My first teaching job was in Detroit and many of my students were from working class families who were first or second generation immigrants. One that particularly comes to mind was a student whose family was Armenian. At the time, the early 1960s, the Armenian genocide during World War I was not widely acknowledged. I knew about it and talked with him about it. That meant that for him it was not invisible and denied. The reality and pain of the loss were made real and acknowledged. It also connected us in a very deep way.
The recognition of racism and its history was also important for the black students who were in my classes. My acknowledging that discrimination exists has meant so much to them (and to me).
Both became my model for making a spiritual connection with my students and with others I have gotten to know in the various communities in which I have lived. Another part of this spiritual connection is getting know more about each individual and what gives their life meaning. It can be religious faith, family, friends, social class, a calling or some of the pleasures of life, such as food, sports, games, music or pets — something other than schoolwork or a job.
This deepens, expands and extends my connection with each individual and broadens my knowledge of the human spirit – an invaluable gift.
And an answer to hatred.
Jerrold Maddox is a faculty member of the Penn State College of Arts and Architecture.
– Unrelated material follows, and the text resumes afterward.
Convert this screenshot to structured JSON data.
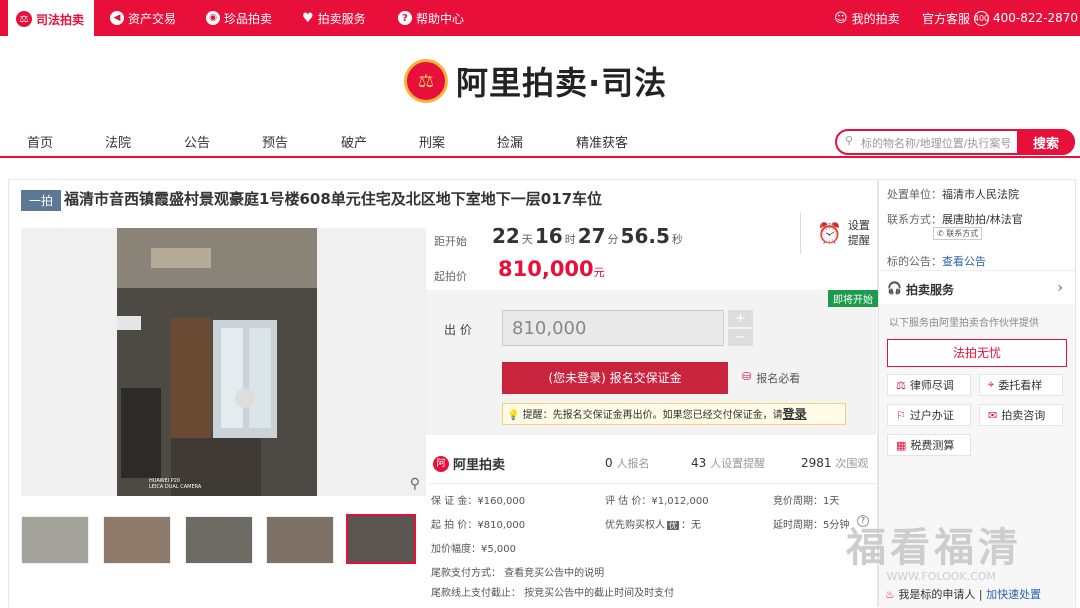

He grows vegetables for The Faith Center in Bellefonte and participates in Interfaith Initiative Centre County: InterfaithInitiativeCC@ hotmail.com